Data entries:

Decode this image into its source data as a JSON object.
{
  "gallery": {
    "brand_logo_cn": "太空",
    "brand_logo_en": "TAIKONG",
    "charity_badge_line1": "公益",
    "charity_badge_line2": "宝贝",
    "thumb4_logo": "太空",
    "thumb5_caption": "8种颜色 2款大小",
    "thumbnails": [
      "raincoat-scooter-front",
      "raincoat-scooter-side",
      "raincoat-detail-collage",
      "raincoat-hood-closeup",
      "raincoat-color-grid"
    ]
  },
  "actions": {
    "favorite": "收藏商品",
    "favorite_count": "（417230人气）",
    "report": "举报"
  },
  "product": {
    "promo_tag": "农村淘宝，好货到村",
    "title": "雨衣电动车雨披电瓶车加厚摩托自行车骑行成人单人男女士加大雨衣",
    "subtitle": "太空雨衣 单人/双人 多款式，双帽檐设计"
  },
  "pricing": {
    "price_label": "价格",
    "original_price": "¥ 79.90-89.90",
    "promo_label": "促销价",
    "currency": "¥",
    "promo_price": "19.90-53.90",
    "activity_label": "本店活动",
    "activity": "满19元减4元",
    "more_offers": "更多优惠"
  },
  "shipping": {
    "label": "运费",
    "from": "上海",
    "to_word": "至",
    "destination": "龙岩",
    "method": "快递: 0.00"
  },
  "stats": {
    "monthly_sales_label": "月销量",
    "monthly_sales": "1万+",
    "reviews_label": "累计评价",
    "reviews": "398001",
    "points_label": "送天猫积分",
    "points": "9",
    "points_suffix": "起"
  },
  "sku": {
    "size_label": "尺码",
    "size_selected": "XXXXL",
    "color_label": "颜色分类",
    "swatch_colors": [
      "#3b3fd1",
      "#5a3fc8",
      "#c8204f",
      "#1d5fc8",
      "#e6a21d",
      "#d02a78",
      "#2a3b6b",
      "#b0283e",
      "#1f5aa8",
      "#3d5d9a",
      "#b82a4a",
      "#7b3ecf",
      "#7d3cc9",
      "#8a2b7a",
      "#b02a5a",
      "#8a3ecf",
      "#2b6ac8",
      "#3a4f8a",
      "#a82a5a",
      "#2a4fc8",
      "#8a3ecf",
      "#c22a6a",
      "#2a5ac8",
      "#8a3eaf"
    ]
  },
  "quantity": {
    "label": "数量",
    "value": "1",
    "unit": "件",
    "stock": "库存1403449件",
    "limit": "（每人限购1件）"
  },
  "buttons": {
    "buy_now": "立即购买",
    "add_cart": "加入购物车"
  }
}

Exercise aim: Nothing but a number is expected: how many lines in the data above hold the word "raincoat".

Exercise solution: 5